"I always wanted to come and help," Ramirez said. "Theo was really honest to me. He told me, 'Hey, we don't have a chance for you in the big leagues. You're going to be playing maybe once a week. But we've got some young guys we want you to help.'"
Ramirez, 42, ended his 19-year career with a .312 batting average and 555 home runs, last appearing, briefly, with Tampa Bay in 2011. For someone with those kind of statistics, a part-time role as a player/coach in the Minor Leagues might not be very attractive. But Ramirez says he enjoys the position.
"When you love the game and you want to help young players and give your testimonial to the things that you went through so they don't go through that, it's easy," Ramirez said.
Iowa's roster boasts some of the Cubs' top prospects, including Arismendy Alcantara, Javier Baez and Kris Bryant. Ramirez knows his role is to mentor the younger players and prepare them for life in the Majors.

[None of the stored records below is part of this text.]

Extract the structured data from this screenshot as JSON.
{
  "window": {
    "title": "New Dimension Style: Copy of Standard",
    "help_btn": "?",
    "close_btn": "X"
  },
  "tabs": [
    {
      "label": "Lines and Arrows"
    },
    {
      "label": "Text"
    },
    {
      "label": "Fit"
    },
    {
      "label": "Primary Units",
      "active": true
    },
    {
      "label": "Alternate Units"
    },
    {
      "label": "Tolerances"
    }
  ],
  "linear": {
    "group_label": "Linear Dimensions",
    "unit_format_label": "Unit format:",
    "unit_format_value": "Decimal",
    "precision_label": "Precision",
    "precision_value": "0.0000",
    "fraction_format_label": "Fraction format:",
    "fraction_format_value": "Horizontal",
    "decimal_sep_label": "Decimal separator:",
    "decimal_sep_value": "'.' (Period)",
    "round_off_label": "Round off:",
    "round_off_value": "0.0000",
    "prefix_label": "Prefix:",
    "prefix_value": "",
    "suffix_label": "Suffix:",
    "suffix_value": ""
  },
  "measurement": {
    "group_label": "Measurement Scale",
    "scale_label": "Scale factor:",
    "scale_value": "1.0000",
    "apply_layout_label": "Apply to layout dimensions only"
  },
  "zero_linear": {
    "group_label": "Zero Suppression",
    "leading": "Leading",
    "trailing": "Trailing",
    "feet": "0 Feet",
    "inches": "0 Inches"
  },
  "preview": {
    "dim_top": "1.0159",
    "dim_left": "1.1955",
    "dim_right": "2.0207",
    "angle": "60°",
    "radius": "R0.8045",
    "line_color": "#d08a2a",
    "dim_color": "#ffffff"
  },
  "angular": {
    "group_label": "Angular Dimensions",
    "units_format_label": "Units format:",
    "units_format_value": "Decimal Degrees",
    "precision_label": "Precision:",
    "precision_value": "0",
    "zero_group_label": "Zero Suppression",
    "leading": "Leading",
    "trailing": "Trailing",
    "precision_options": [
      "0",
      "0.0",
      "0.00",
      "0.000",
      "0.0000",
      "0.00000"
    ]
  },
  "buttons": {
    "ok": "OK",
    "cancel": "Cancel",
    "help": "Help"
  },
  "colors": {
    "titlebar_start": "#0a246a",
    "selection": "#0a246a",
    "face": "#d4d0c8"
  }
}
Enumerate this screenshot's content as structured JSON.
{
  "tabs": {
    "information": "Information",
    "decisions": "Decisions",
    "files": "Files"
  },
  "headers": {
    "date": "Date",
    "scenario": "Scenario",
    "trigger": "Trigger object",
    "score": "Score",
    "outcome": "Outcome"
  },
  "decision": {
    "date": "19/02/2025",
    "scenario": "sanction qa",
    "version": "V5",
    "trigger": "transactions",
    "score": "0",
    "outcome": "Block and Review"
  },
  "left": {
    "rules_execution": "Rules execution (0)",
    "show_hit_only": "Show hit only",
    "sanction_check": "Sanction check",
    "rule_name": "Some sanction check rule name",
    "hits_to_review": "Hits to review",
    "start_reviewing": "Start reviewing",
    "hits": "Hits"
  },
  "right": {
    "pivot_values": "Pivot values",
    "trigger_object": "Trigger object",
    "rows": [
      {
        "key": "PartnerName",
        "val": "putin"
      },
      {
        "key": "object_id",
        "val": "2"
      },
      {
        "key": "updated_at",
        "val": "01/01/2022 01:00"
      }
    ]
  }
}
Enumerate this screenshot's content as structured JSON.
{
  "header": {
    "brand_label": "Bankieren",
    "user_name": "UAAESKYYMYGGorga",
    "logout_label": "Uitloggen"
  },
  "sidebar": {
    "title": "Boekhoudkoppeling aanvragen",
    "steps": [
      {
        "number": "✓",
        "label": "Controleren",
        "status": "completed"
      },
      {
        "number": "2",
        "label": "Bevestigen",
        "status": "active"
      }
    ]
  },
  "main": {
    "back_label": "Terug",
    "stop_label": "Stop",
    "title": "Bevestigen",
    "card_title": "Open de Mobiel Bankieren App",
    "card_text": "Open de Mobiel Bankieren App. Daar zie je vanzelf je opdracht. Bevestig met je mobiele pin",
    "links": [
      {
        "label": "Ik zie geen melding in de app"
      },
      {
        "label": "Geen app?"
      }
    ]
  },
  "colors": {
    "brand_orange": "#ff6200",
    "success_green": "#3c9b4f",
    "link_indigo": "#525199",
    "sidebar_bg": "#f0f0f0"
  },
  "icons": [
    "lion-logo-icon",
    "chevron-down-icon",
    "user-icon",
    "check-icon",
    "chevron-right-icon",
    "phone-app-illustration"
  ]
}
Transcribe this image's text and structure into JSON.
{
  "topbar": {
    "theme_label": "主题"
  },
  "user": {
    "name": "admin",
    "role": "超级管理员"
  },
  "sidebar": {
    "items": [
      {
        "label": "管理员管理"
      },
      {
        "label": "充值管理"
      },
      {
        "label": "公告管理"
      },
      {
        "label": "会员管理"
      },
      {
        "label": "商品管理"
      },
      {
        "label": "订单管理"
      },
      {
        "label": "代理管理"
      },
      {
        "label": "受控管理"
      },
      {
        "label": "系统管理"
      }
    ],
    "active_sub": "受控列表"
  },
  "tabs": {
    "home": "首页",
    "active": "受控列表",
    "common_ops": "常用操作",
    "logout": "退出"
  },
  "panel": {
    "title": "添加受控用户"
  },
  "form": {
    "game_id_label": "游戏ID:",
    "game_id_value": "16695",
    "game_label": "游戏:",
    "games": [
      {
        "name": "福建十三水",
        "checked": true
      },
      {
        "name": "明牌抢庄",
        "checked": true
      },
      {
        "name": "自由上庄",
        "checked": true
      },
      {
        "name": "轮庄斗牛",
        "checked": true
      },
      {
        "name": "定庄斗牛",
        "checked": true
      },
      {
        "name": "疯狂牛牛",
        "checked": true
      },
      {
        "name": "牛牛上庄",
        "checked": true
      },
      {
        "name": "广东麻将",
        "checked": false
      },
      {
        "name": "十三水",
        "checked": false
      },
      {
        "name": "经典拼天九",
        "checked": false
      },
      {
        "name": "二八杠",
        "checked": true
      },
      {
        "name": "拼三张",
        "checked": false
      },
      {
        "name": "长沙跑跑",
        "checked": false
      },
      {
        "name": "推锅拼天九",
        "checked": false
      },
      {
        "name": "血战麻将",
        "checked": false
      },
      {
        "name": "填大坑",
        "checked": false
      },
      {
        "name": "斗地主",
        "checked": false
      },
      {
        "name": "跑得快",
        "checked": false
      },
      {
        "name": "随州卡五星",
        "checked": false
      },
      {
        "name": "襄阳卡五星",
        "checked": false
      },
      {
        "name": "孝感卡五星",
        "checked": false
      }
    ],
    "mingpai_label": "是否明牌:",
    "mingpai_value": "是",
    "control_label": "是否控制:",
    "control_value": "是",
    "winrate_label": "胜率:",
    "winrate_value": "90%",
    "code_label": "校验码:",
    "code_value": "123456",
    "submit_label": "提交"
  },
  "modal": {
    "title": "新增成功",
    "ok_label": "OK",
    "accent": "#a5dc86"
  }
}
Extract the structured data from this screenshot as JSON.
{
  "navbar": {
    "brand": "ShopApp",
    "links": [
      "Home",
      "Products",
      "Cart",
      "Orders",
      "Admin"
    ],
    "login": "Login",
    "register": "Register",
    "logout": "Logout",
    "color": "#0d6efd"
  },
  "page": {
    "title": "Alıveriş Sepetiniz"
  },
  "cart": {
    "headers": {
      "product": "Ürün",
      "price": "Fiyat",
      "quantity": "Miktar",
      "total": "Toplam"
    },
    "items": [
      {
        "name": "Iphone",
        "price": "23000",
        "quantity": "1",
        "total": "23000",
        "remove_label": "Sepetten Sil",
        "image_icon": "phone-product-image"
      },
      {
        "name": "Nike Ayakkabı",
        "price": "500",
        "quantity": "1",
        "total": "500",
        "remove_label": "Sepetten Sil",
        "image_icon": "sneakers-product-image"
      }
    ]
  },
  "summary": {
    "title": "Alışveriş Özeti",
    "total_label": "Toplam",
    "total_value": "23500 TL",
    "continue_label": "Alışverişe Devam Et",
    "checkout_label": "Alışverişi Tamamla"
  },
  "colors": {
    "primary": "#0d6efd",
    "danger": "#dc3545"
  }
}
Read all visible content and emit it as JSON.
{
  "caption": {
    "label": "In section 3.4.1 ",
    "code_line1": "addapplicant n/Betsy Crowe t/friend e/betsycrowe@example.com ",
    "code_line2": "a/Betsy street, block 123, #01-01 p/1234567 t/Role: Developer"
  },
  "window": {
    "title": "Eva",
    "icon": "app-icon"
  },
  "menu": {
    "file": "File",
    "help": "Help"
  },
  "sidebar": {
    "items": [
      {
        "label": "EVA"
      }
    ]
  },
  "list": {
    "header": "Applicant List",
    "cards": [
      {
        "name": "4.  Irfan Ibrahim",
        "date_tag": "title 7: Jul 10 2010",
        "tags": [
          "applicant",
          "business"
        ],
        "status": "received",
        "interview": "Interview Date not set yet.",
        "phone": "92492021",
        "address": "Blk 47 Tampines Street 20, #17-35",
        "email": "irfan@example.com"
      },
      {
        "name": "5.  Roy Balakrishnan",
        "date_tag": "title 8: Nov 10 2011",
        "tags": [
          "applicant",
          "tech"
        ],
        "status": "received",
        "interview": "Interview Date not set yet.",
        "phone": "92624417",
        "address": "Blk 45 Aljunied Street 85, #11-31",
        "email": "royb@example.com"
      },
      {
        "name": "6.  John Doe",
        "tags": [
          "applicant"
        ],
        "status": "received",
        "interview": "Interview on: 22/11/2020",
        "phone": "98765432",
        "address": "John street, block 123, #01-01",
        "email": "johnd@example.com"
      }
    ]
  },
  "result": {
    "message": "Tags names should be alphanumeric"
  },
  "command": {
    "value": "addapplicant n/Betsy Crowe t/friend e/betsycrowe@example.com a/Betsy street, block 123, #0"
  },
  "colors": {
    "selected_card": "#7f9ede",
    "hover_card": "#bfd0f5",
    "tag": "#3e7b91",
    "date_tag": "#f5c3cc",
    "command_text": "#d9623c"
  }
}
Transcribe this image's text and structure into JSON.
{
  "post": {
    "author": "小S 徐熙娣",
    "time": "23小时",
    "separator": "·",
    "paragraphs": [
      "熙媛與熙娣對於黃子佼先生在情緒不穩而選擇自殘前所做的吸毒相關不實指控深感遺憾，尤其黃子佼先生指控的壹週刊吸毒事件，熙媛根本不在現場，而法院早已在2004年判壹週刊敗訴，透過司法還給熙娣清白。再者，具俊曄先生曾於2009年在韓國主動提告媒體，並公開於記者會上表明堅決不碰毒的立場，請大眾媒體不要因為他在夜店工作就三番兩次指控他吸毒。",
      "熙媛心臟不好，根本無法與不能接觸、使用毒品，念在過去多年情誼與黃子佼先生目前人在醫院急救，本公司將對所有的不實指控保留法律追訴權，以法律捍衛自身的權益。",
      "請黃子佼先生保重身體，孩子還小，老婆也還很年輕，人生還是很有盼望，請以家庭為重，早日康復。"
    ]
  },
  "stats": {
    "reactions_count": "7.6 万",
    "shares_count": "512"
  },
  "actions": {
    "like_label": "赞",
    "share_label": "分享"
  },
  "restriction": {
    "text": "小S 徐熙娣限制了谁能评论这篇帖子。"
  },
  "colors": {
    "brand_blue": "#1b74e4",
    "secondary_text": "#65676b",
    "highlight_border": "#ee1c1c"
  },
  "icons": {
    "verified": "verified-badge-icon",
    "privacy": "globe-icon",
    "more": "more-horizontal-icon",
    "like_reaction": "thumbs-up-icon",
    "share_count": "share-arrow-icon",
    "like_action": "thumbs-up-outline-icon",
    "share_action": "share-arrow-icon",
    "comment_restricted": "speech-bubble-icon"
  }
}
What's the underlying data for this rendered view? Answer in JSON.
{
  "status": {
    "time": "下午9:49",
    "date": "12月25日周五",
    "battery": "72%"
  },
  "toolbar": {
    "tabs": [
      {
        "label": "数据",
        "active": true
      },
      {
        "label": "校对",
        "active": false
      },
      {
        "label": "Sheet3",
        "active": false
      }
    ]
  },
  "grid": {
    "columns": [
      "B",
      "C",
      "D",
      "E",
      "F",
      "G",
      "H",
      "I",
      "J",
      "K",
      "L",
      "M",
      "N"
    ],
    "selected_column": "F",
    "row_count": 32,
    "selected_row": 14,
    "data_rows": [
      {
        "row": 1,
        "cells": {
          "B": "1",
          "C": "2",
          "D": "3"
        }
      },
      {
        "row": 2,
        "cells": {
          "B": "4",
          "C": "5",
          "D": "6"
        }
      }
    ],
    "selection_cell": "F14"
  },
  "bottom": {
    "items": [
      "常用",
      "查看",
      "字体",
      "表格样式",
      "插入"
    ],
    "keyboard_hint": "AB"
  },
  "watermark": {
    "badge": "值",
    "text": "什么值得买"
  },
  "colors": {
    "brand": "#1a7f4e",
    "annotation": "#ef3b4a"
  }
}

While Ramirez is still getting to know the players, he has seen the ability of Alcantara, Baez and Bryant. When talking about those players, Ramirez said, "They've got such great talent. … It's unbelievable."
Bryant was a Red Sox fan growing up, and said he enjoys working with Ramirez.
"I think it's just a good resource for all of us, and we're all picking his brain here," Bryant said. "He's probably been through quite a few runs in his career when he's been 0-for-20 or 10-for-20, so it's good to learn from a guy like that and someone of his caliber."
Baez was pleasantly surprised at how easy it is to approach Ramirez.
"I thought he was going to be cocky, but he is just like another player," Baez said. "He is a great teammate to everybody."
As for playing time, Ramirez knows he won't see much of it as he goes from being an everyday player to a role player.
"It's different, but I like that challenge," Ramirez said. "I've always got to be prepared."
It remains to be seen whether Ramirez can display the tremendous power he once showed, but he said it wouldn't be easy.
"It's hard to just put [on] a uniform and make it happen," Ramirez said. "You've got to play every day, work on your timing, it's not easy."
Looking back at his career, Ramirez doesn't have any regrets.
"It doesn't matter how many times that you fall. You've still got to get up," Ramirez said, "and that's me. A bunch of people that fall, and they stay down. But I did get up, and I'm here and I'm going to enjoy it."